Trump, after entering not guilty plea, seeks to sever his Georgia election interference case
He wants to separate his case from defendants who have requested a speedy trial.
Hours after entering a plea of not guilty in the Georgia election interference case Thursday, former President Donald Trump filed a motion to sever his case from other defendants who have requested a speedy trial.
The moves came after a judge last week set a trial date of Oct. 23 for co-defendant Kenneth Chesebro, who had requested a speedy trial -- prompting Fulton County District Attorney Fani Willis to reiterate her desire to try all of the case's 19 defendants together.
In his filing Thursday, Trump's attorney Steve Sadow said that he "will not have sufficient time to prepare" for the case by Oct. 23.
"Respectfully, requiring less than two months preparation time to defend a 98-page indictment, charging 19 defendants, with 41 various charges including a RICO conspiracy charges with 161 Overt Acts ... would violate President Trump's federal and state constitutional rights to a fair trial and due process of law," the filing said.
Defendant Sidney Powell has also filed for a speedy trail, with her attorneys saying in a filing Wednesday that Powell has "no substantive connection with any other defendant regarding the charges in the Indictment."
Earlier Thursday, Trump entered a not guilty plea in the case and waived his right to appear at his arraignment.
Fulton County Superior Court Judge Scott McAfee on Monday set the date of Sept. 6 for all 19 defendants to be arraigned on charges and enter their pleas in the case.
By late Friday, 11 other defendants in the case had also entered not guilty pleas in order to avoid appearing at their scheduled arraignment.
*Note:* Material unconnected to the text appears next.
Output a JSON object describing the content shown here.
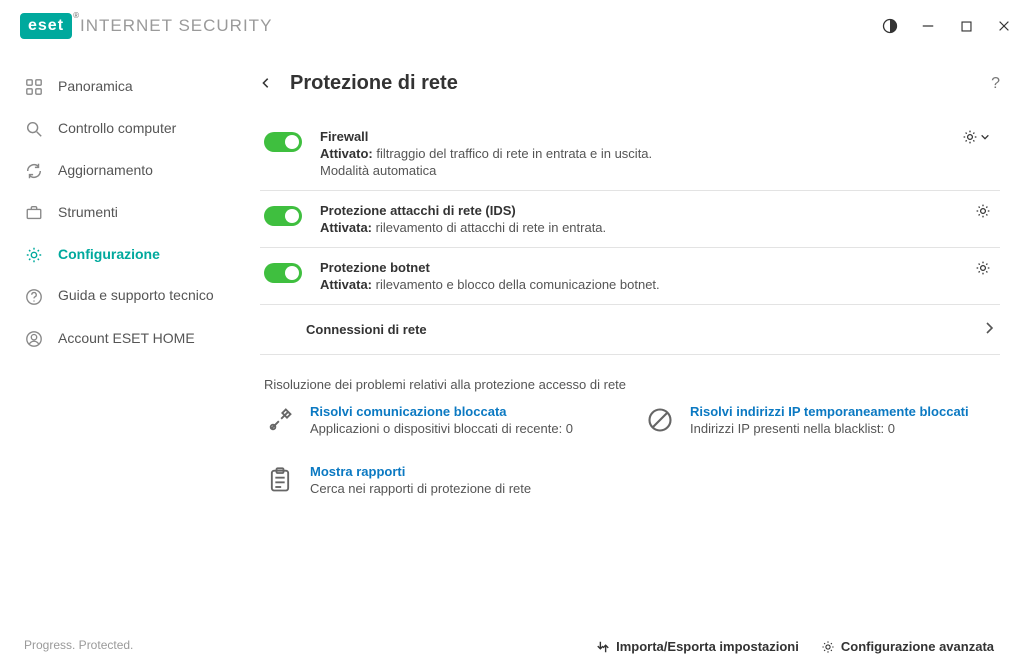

Chesebro, Rudy Giuliani, Harrison Floyd, Michael Roman, Robert Cheeley, Scott Hall and Stephen Lee pleaded not guilty on Friday, after Powell, Jenna Ellis, Trevian Kutti and Ray Smith III entered not guilty pleas earlier in the week.
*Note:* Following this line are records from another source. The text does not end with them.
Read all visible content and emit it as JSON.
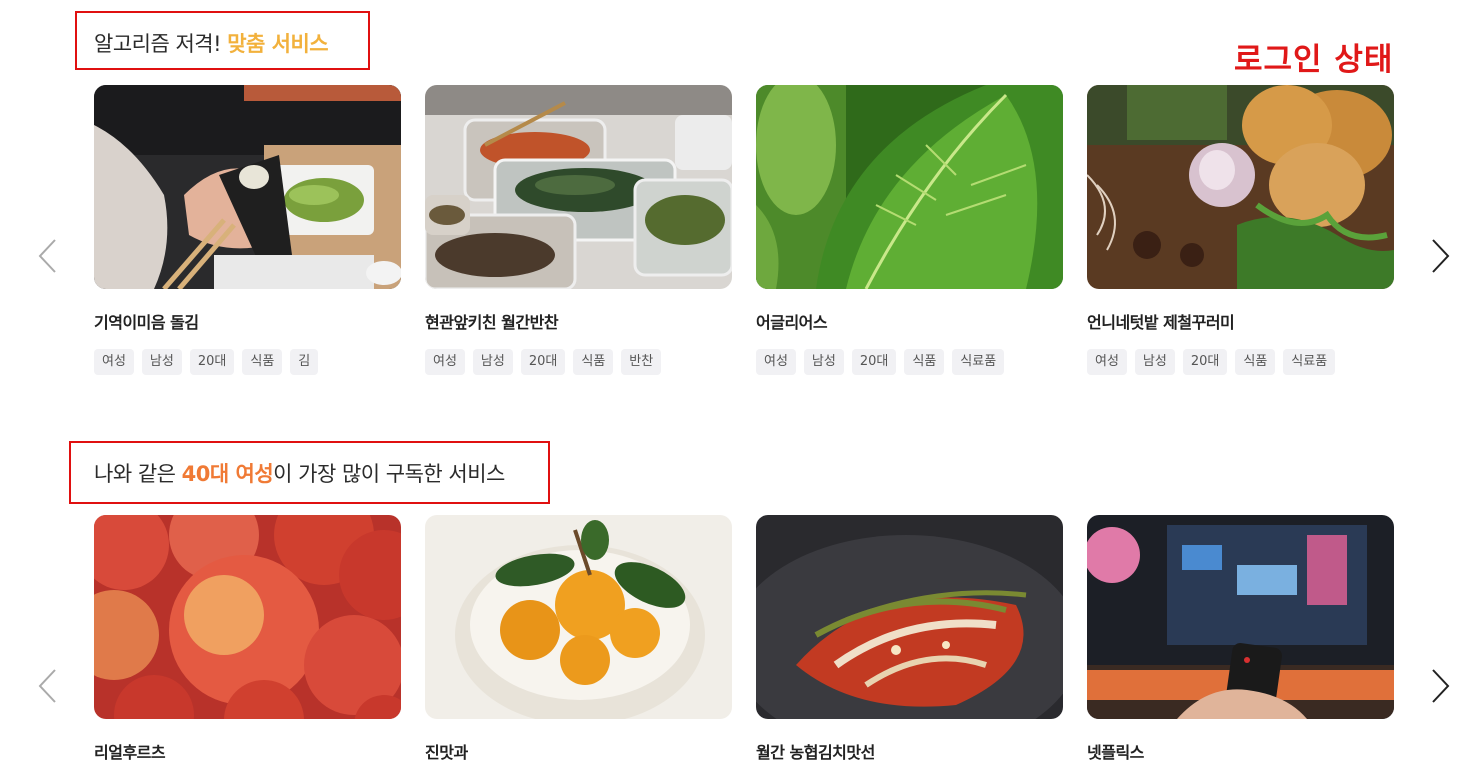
{
  "login_status": "로그인 상태",
  "sections": [
    {
      "title_plain": "알고리즘 저격! ",
      "title_highlight": "맞춤 서비스",
      "title_after": "",
      "highlight_color": "#f2b13c",
      "cards": [
        {
          "name": "기역이미음 돌김",
          "tags": [
            "여성",
            "남성",
            "20대",
            "식품",
            "김"
          ]
        },
        {
          "name": "현관앞키친 월간반찬",
          "tags": [
            "여성",
            "남성",
            "20대",
            "식품",
            "반찬"
          ]
        },
        {
          "name": "어글리어스",
          "tags": [
            "여성",
            "남성",
            "20대",
            "식품",
            "식료품"
          ]
        },
        {
          "name": "언니네텃밭 제철꾸러미",
          "tags": [
            "여성",
            "남성",
            "20대",
            "식품",
            "식료품"
          ]
        }
      ]
    },
    {
      "title_plain": "나와 같은 ",
      "title_highlight": "40대 여성",
      "title_after": "이 가장 많이 구독한 서비스",
      "highlight_color": "#f07a35",
      "cards": [
        {
          "name": "리얼후르츠",
          "tags": []
        },
        {
          "name": "진맛과",
          "tags": []
        },
        {
          "name": "월간 농협김치맛선",
          "tags": []
        },
        {
          "name": "넷플릭스",
          "tags": []
        }
      ]
    }
  ]
}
The former president and the other 18 defendants were charged earlier this month in a sweeping racketeering indictment for alleged efforts to overturn the results of the 2020 presidential election in the state of Georgia.
Trump has said his actions were not illegal and that the investigation is politically motivated.
In a related development Thursday, the Fulton County DA's office and former Trump Chief of Staff Mark Meadows both responded to a federal judge's request for more briefings regarding Meadows' effort to remove his case from state court into federal court.
After presiding over a hearing on the matter earlier this week, U.S. District Judge Steve Jones had asked each party to answer whether or not Meadows would qualify for removal to federal court if only some of his acts alleged in the indictment were carried out under the color of his office.
The DA's office, in its response Thursday, said that "the answer to this question is no," arguing that Meadows is not being prosecuted for his individual acts, but rather because he allegedly "knowingly and willfully entered into an agreement to violate Georgia's RICO [racketeering] law."
Meadows, on the other hand, in his new filing said "the answer is yes" to the judge's question, arguing that removal is required if "any part" of his duties relate to his office.
"If the court finds that any charged conduct relates to Mr. Meadow's official duties, that is the end of the inquiry," the filing states.